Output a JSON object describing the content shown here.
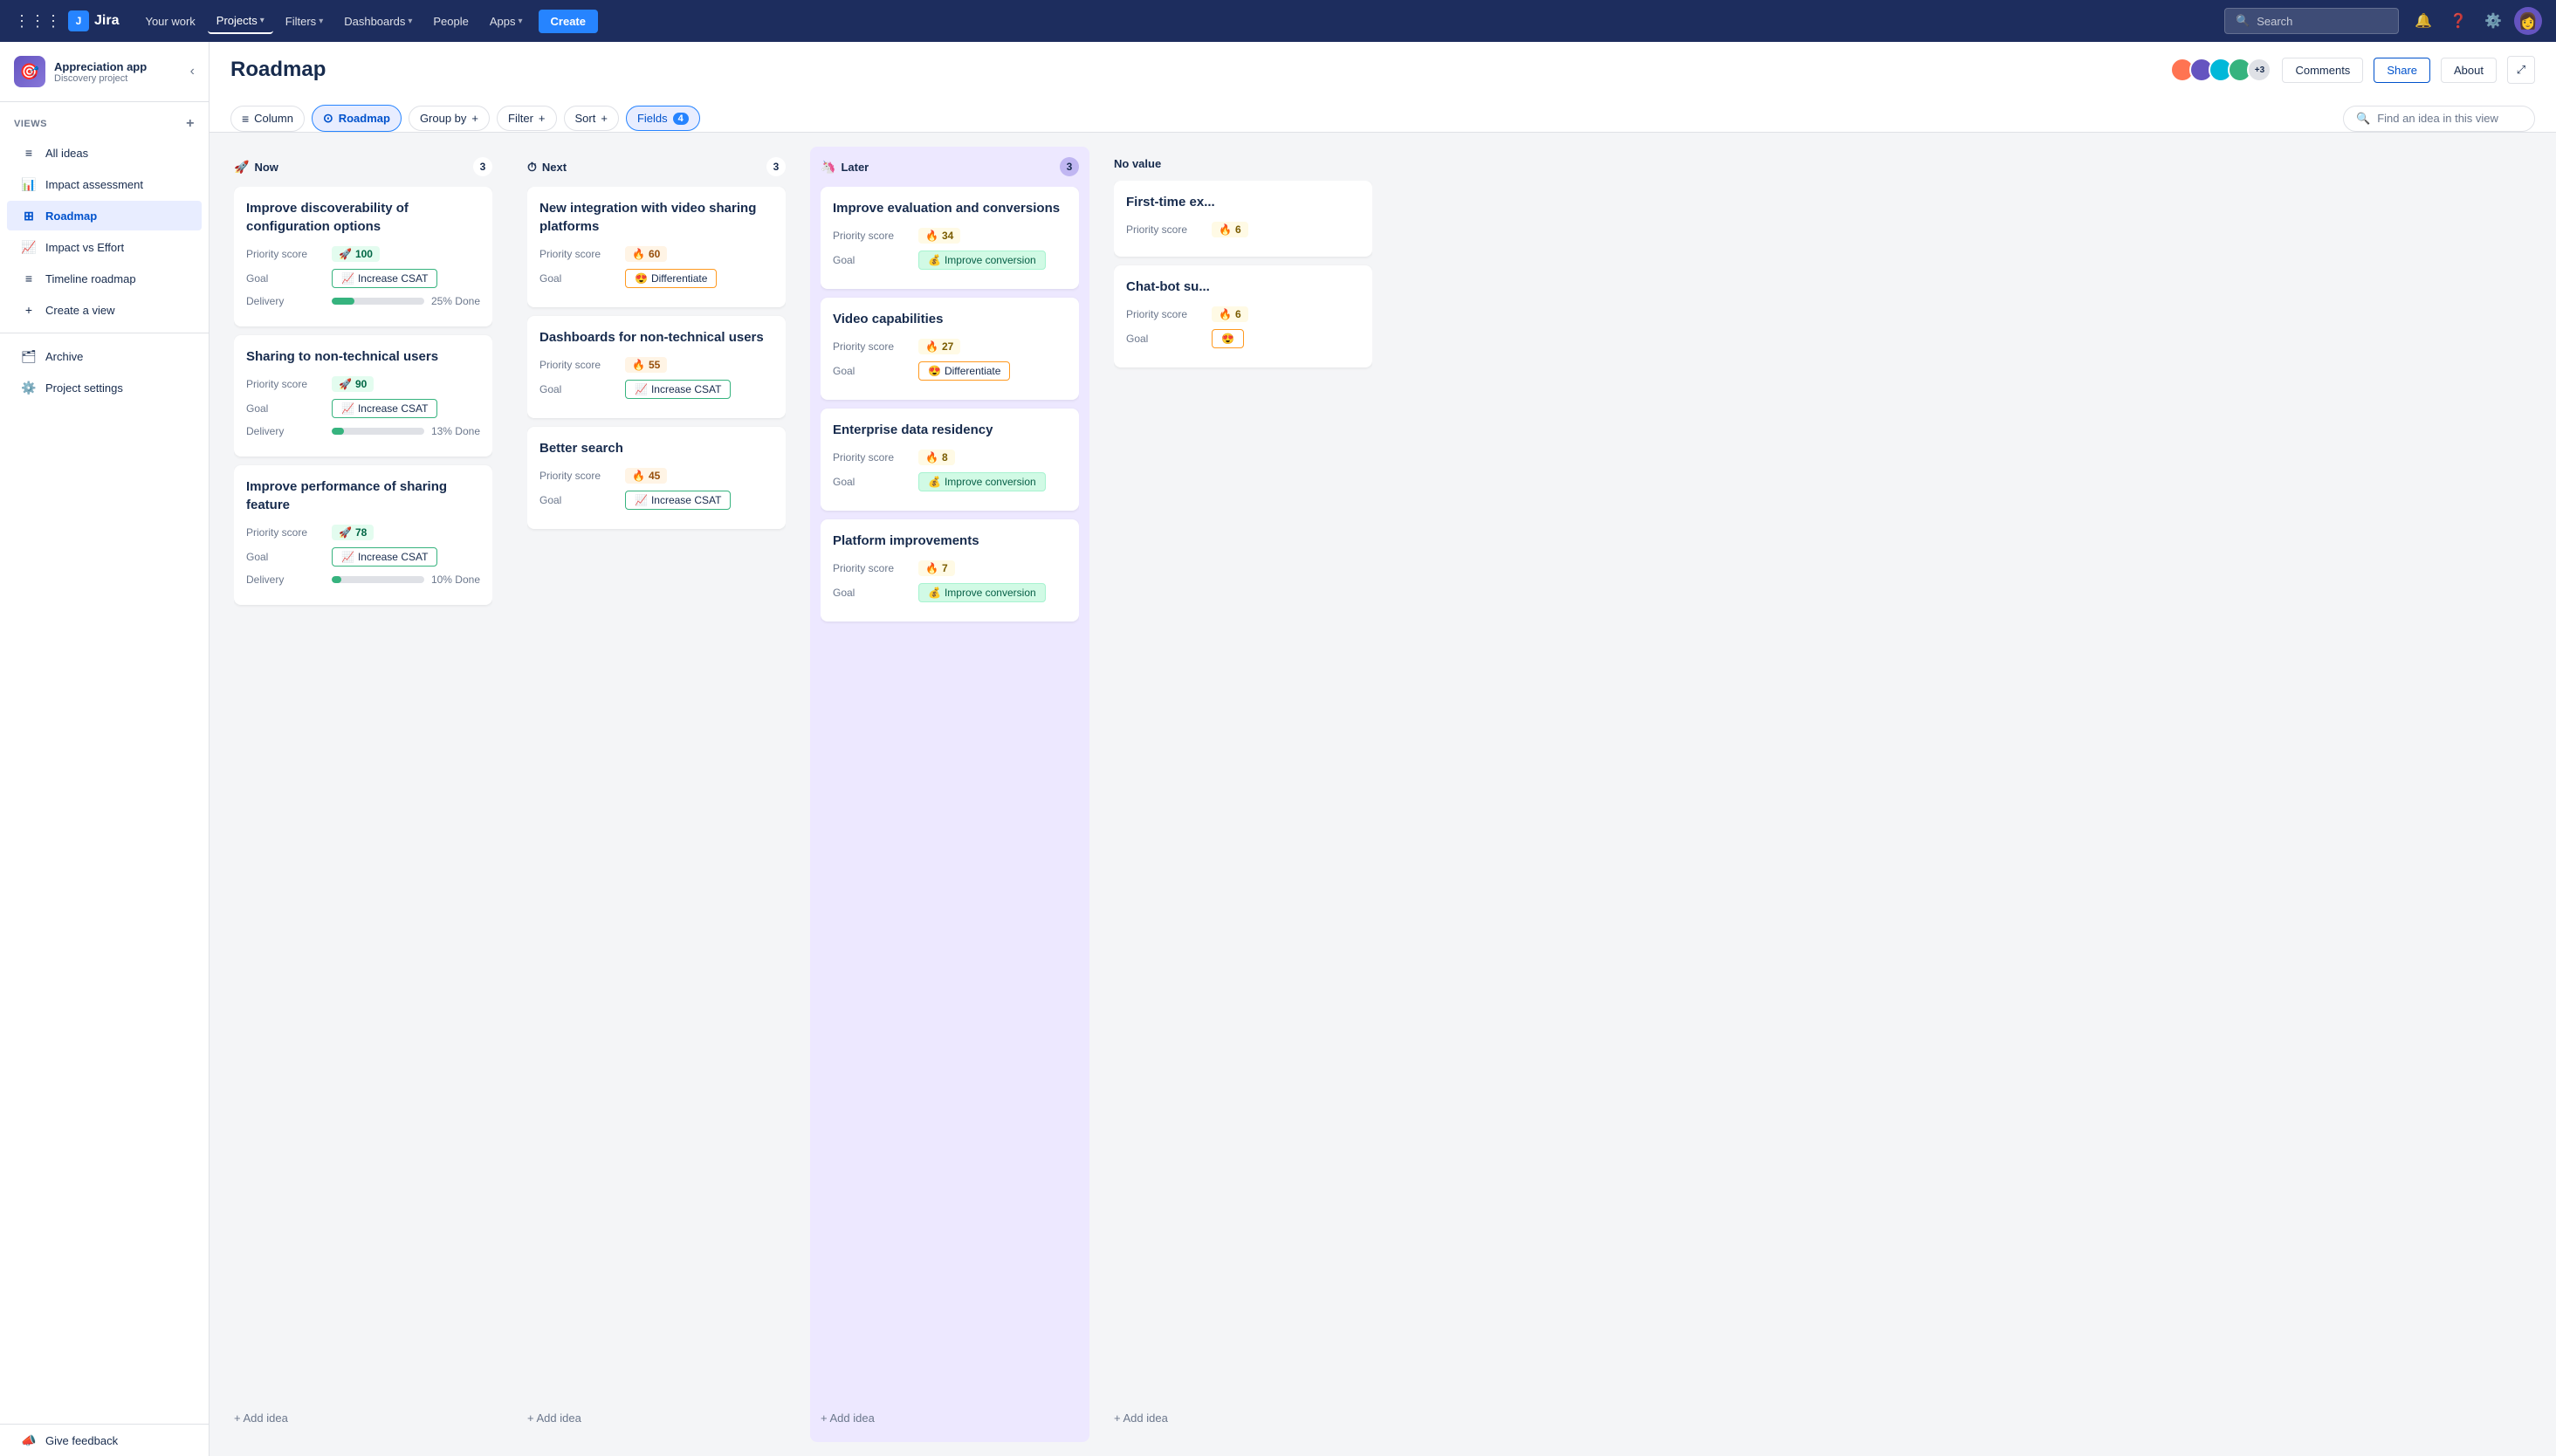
{
  "topnav": {
    "logo_text": "Jira",
    "your_work": "Your work",
    "projects": "Projects",
    "filters": "Filters",
    "dashboards": "Dashboards",
    "people": "People",
    "apps": "Apps",
    "create": "Create",
    "search_placeholder": "Search"
  },
  "sidebar": {
    "project_name": "Appreciation app",
    "project_type": "Discovery project",
    "project_icon": "🎯",
    "views_label": "VIEWS",
    "items": [
      {
        "id": "all-ideas",
        "label": "All ideas",
        "icon": "≡"
      },
      {
        "id": "impact-assessment",
        "label": "Impact assessment",
        "icon": "📊"
      },
      {
        "id": "roadmap",
        "label": "Roadmap",
        "icon": "⊞",
        "active": true
      },
      {
        "id": "impact-vs-effort",
        "label": "Impact vs Effort",
        "icon": "📈"
      },
      {
        "id": "timeline-roadmap",
        "label": "Timeline roadmap",
        "icon": "≡"
      }
    ],
    "create_view": "Create a view",
    "archive": "Archive",
    "project_settings": "Project settings",
    "give_feedback": "Give feedback"
  },
  "header": {
    "title": "Roadmap",
    "comments": "Comments",
    "share": "Share",
    "about": "About",
    "avatars": [
      "#ff7452",
      "#6554c0",
      "#00b8d9",
      "#36b37e"
    ],
    "avatar_count": "+3"
  },
  "toolbar": {
    "column_label": "Column",
    "roadmap_label": "Roadmap",
    "group_by_label": "Group by",
    "filter_label": "Filter",
    "sort_label": "Sort",
    "fields_label": "Fields",
    "fields_count": "4",
    "search_placeholder": "Find an idea in this view"
  },
  "columns": [
    {
      "id": "now",
      "title": "Now",
      "icon": "🚀",
      "count": 3,
      "color": "now",
      "cards": [
        {
          "id": "card-1",
          "title": "Improve discoverability of configuration options",
          "priority_score": "100",
          "score_color": "green",
          "goal": "Increase CSAT",
          "goal_icon": "📈",
          "goal_color": "increase-csat",
          "has_delivery": true,
          "delivery_percent": 25,
          "delivery_text": "25% Done"
        },
        {
          "id": "card-2",
          "title": "Sharing to non-technical users",
          "priority_score": "90",
          "score_color": "green",
          "goal": "Increase CSAT",
          "goal_icon": "📈",
          "goal_color": "increase-csat",
          "has_delivery": true,
          "delivery_percent": 13,
          "delivery_text": "13% Done"
        },
        {
          "id": "card-3",
          "title": "Improve performance of sharing feature",
          "priority_score": "78",
          "score_color": "green",
          "goal": "Increase CSAT",
          "goal_icon": "📈",
          "goal_color": "increase-csat",
          "has_delivery": true,
          "delivery_percent": 10,
          "delivery_text": "10% Done"
        }
      ]
    },
    {
      "id": "next",
      "title": "Next",
      "icon": "⏱",
      "count": 3,
      "color": "next",
      "cards": [
        {
          "id": "card-4",
          "title": "New integration with video sharing platforms",
          "priority_score": "60",
          "score_color": "orange",
          "goal": "Differentiate",
          "goal_icon": "😍",
          "goal_color": "differentiate",
          "has_delivery": false
        },
        {
          "id": "card-5",
          "title": "Dashboards for non-technical users",
          "priority_score": "55",
          "score_color": "orange",
          "goal": "Increase CSAT",
          "goal_icon": "📈",
          "goal_color": "increase-csat",
          "has_delivery": false
        },
        {
          "id": "card-6",
          "title": "Better search",
          "priority_score": "45",
          "score_color": "orange",
          "goal": "Increase CSAT",
          "goal_icon": "📈",
          "goal_color": "increase-csat",
          "has_delivery": false
        }
      ]
    },
    {
      "id": "later",
      "title": "Later",
      "icon": "🦄",
      "count": 3,
      "color": "later",
      "cards": [
        {
          "id": "card-7",
          "title": "Improve evaluation and conversions",
          "priority_score": "34",
          "score_color": "yellow",
          "goal": "Improve conversion",
          "goal_icon": "💰",
          "goal_color": "improve-conversion",
          "has_delivery": false
        },
        {
          "id": "card-8",
          "title": "Video capabilities",
          "priority_score": "27",
          "score_color": "yellow",
          "goal": "Differentiate",
          "goal_icon": "😍",
          "goal_color": "differentiate",
          "has_delivery": false
        },
        {
          "id": "card-9",
          "title": "Enterprise data residency",
          "priority_score": "8",
          "score_color": "yellow",
          "goal": "Improve conversion",
          "goal_icon": "💰",
          "goal_color": "improve-conversion",
          "has_delivery": false
        },
        {
          "id": "card-10",
          "title": "Platform improvements",
          "priority_score": "7",
          "score_color": "yellow",
          "goal": "Improve conversion",
          "goal_icon": "💰",
          "goal_color": "improve-conversion",
          "has_delivery": false
        }
      ]
    },
    {
      "id": "no-value",
      "title": "No value",
      "icon": "",
      "count": null,
      "color": "no-value",
      "cards": [
        {
          "id": "card-11",
          "title": "First-time ex...",
          "priority_score": "6",
          "score_color": "yellow",
          "goal": "",
          "goal_icon": "",
          "goal_color": "",
          "has_delivery": false,
          "partial": true
        },
        {
          "id": "card-12",
          "title": "Chat-bot su...",
          "priority_score": "6",
          "score_color": "yellow",
          "goal": "",
          "goal_icon": "😍",
          "goal_color": "differentiate",
          "has_delivery": false,
          "partial": true
        }
      ]
    }
  ],
  "labels": {
    "priority_score": "Priority score",
    "goal": "Goal",
    "delivery": "Delivery",
    "add_idea": "+ Add idea"
  }
}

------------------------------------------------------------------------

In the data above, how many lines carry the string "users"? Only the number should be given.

§ YOUR RESPONSE:
2